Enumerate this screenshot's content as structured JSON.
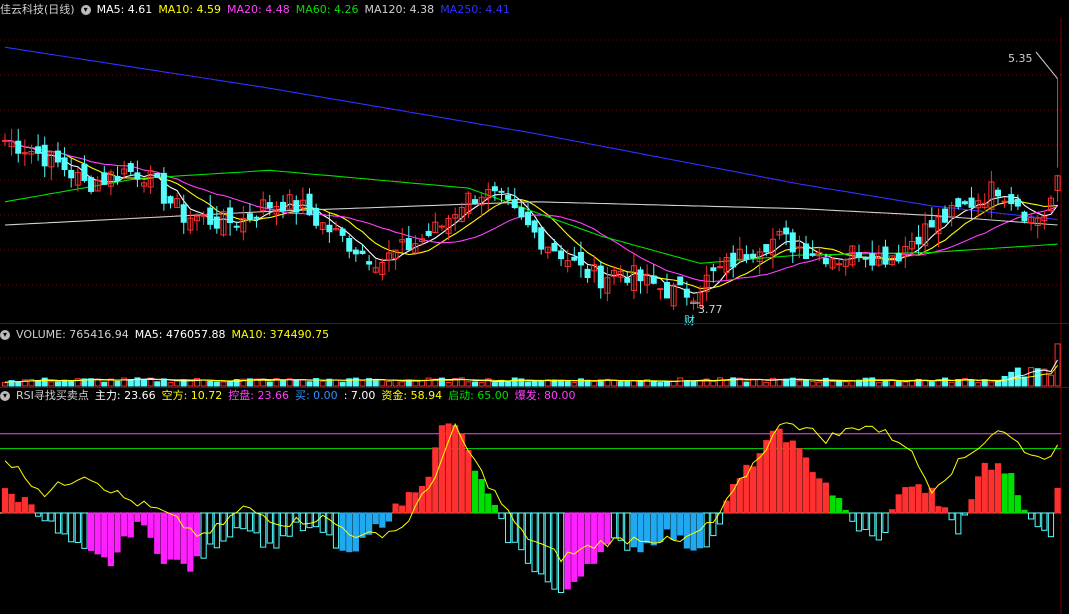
{
  "colors": {
    "up": "#ff3030",
    "down": "#54fcfc",
    "ma5": "#ffffff",
    "ma10": "#ffff00",
    "ma20": "#ff40ff",
    "ma60": "#00e000",
    "ma120": "#d0d0d0",
    "ma250": "#3030ff",
    "grid": "#800000"
  },
  "price_header": {
    "title": "佳云科技(日线)",
    "items": [
      {
        "label": "MA5: 4.61",
        "color": "#ffffff"
      },
      {
        "label": "MA10: 4.59",
        "color": "#ffff00"
      },
      {
        "label": "MA20: 4.48",
        "color": "#ff40ff"
      },
      {
        "label": "MA60: 4.26",
        "color": "#00e000"
      },
      {
        "label": "MA120: 4.38",
        "color": "#d0d0d0"
      },
      {
        "label": "MA250: 4.41",
        "color": "#3030ff"
      }
    ]
  },
  "volume_header": {
    "items": [
      {
        "label": "VOLUME: 765416.94",
        "color": "#d0d0d0"
      },
      {
        "label": "MA5: 476057.88",
        "color": "#ffffff"
      },
      {
        "label": "MA10: 374490.75",
        "color": "#ffff00"
      }
    ]
  },
  "rsi_header": {
    "title": "RSI寻找买卖点",
    "items": [
      {
        "label": "主力: 23.66",
        "color": "#ffffff"
      },
      {
        "label": "空方: 10.72",
        "color": "#ffff00"
      },
      {
        "label": "控盘: 23.66",
        "color": "#ff40ff"
      },
      {
        "label": "买: 0.00",
        "color": "#3090ff"
      },
      {
        "label": ": 7.00",
        "color": "#ffffff"
      },
      {
        "label": "资金: 58.94",
        "color": "#ffff00"
      },
      {
        "label": "启动: 65.00",
        "color": "#00e000"
      },
      {
        "label": "爆发: 80.00",
        "color": "#ff40ff"
      }
    ]
  },
  "annotations": {
    "high_label": "5.35",
    "low_label": "3.77",
    "event_tag": "财"
  },
  "chart_data": [
    {
      "type": "candlestick",
      "title": "佳云科技(日线)",
      "ylim": [
        3.6,
        5.75
      ],
      "high": {
        "value": 5.35,
        "label": "5.35"
      },
      "low": {
        "value": 3.77,
        "label": "3.77"
      },
      "close_path": [
        [
          0,
          4.9
        ],
        [
          3,
          4.85
        ],
        [
          6,
          4.78
        ],
        [
          9,
          4.7
        ],
        [
          12,
          4.58
        ],
        [
          15,
          4.62
        ],
        [
          18,
          4.68
        ],
        [
          21,
          4.66
        ],
        [
          24,
          4.5
        ],
        [
          27,
          4.35
        ],
        [
          30,
          4.33
        ],
        [
          33,
          4.3
        ],
        [
          36,
          4.32
        ],
        [
          39,
          4.42
        ],
        [
          42,
          4.45
        ],
        [
          45,
          4.4
        ],
        [
          48,
          4.28
        ],
        [
          51,
          4.18
        ],
        [
          54,
          4.08
        ],
        [
          57,
          4.02
        ],
        [
          60,
          4.1
        ],
        [
          63,
          4.18
        ],
        [
          66,
          4.28
        ],
        [
          69,
          4.45
        ],
        [
          72,
          4.52
        ],
        [
          75,
          4.45
        ],
        [
          78,
          4.3
        ],
        [
          81,
          4.18
        ],
        [
          84,
          4.08
        ],
        [
          87,
          3.95
        ],
        [
          90,
          3.9
        ],
        [
          93,
          3.95
        ],
        [
          96,
          3.88
        ],
        [
          99,
          3.82
        ],
        [
          102,
          3.78
        ],
        [
          104,
          3.8
        ],
        [
          106,
          3.88
        ],
        [
          108,
          3.95
        ],
        [
          111,
          4.05
        ],
        [
          114,
          4.15
        ],
        [
          117,
          4.18
        ],
        [
          120,
          4.12
        ],
        [
          123,
          4.08
        ],
        [
          126,
          4.04
        ],
        [
          129,
          4.1
        ],
        [
          132,
          4.05
        ],
        [
          135,
          4.08
        ],
        [
          138,
          4.22
        ],
        [
          141,
          4.3
        ],
        [
          144,
          4.38
        ],
        [
          147,
          4.48
        ],
        [
          150,
          4.56
        ],
        [
          153,
          4.45
        ],
        [
          155,
          4.32
        ],
        [
          157,
          4.36
        ],
        [
          159,
          4.58
        ]
      ],
      "ma_path_ma250": [
        [
          0,
          5.58
        ],
        [
          40,
          5.28
        ],
        [
          80,
          4.95
        ],
        [
          120,
          4.58
        ],
        [
          140,
          4.42
        ],
        [
          159,
          4.32
        ]
      ],
      "ma_path_ma120": [
        [
          0,
          4.28
        ],
        [
          40,
          4.38
        ],
        [
          80,
          4.45
        ],
        [
          120,
          4.4
        ],
        [
          140,
          4.35
        ],
        [
          159,
          4.28
        ]
      ],
      "ma_path_ma60": [
        [
          0,
          4.45
        ],
        [
          20,
          4.62
        ],
        [
          40,
          4.68
        ],
        [
          70,
          4.55
        ],
        [
          90,
          4.2
        ],
        [
          105,
          4.0
        ],
        [
          120,
          4.06
        ],
        [
          140,
          4.08
        ],
        [
          159,
          4.14
        ]
      ]
    },
    {
      "type": "bar",
      "title": "VOLUME",
      "ylim": [
        0,
        800000
      ],
      "latest": 765416.94,
      "ma5": 476057.88,
      "ma10": 374490.75
    },
    {
      "type": "bar",
      "title": "RSI寻找买卖点",
      "ylim": [
        -100,
        110
      ],
      "reference_lines": [
        {
          "name": "启动",
          "value": 65.0
        },
        {
          "name": "爆发",
          "value": 80.0
        }
      ],
      "bar_path": [
        [
          0,
          20
        ],
        [
          4,
          10
        ],
        [
          8,
          -20
        ],
        [
          12,
          -40
        ],
        [
          16,
          -50
        ],
        [
          20,
          -8
        ],
        [
          24,
          -45
        ],
        [
          28,
          -55
        ],
        [
          32,
          -30
        ],
        [
          36,
          -10
        ],
        [
          40,
          -35
        ],
        [
          44,
          -15
        ],
        [
          48,
          -20
        ],
        [
          52,
          -45
        ],
        [
          56,
          -15
        ],
        [
          60,
          10
        ],
        [
          64,
          40
        ],
        [
          66,
          85
        ],
        [
          68,
          90
        ],
        [
          70,
          60
        ],
        [
          72,
          30
        ],
        [
          76,
          -25
        ],
        [
          80,
          -55
        ],
        [
          84,
          -85
        ],
        [
          88,
          -50
        ],
        [
          92,
          -30
        ],
        [
          96,
          -35
        ],
        [
          100,
          -20
        ],
        [
          104,
          -35
        ],
        [
          107,
          -25
        ],
        [
          110,
          25
        ],
        [
          114,
          60
        ],
        [
          117,
          85
        ],
        [
          120,
          60
        ],
        [
          124,
          30
        ],
        [
          128,
          -10
        ],
        [
          132,
          -30
        ],
        [
          136,
          30
        ],
        [
          140,
          20
        ],
        [
          144,
          -20
        ],
        [
          148,
          50
        ],
        [
          152,
          40
        ],
        [
          155,
          -10
        ],
        [
          158,
          -25
        ],
        [
          159,
          30
        ]
      ],
      "line_path": [
        [
          0,
          55
        ],
        [
          6,
          20
        ],
        [
          12,
          40
        ],
        [
          18,
          15
        ],
        [
          24,
          0
        ],
        [
          30,
          -25
        ],
        [
          36,
          5
        ],
        [
          42,
          -10
        ],
        [
          48,
          -5
        ],
        [
          54,
          -25
        ],
        [
          60,
          -15
        ],
        [
          64,
          25
        ],
        [
          68,
          85
        ],
        [
          72,
          40
        ],
        [
          78,
          -20
        ],
        [
          84,
          -45
        ],
        [
          90,
          -30
        ],
        [
          96,
          -25
        ],
        [
          102,
          -30
        ],
        [
          107,
          -10
        ],
        [
          112,
          40
        ],
        [
          118,
          95
        ],
        [
          124,
          75
        ],
        [
          130,
          90
        ],
        [
          136,
          70
        ],
        [
          140,
          25
        ],
        [
          144,
          50
        ],
        [
          150,
          85
        ],
        [
          156,
          55
        ],
        [
          159,
          65
        ]
      ]
    }
  ]
}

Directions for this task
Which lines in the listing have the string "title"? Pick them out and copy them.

Written response
    "title": "佳云科技(日线)",
    "title": "RSI寻找买卖点",
      "title": "佳云科技(日线)",
      "title": "VOLUME",
      "title": "RSI寻找买卖点",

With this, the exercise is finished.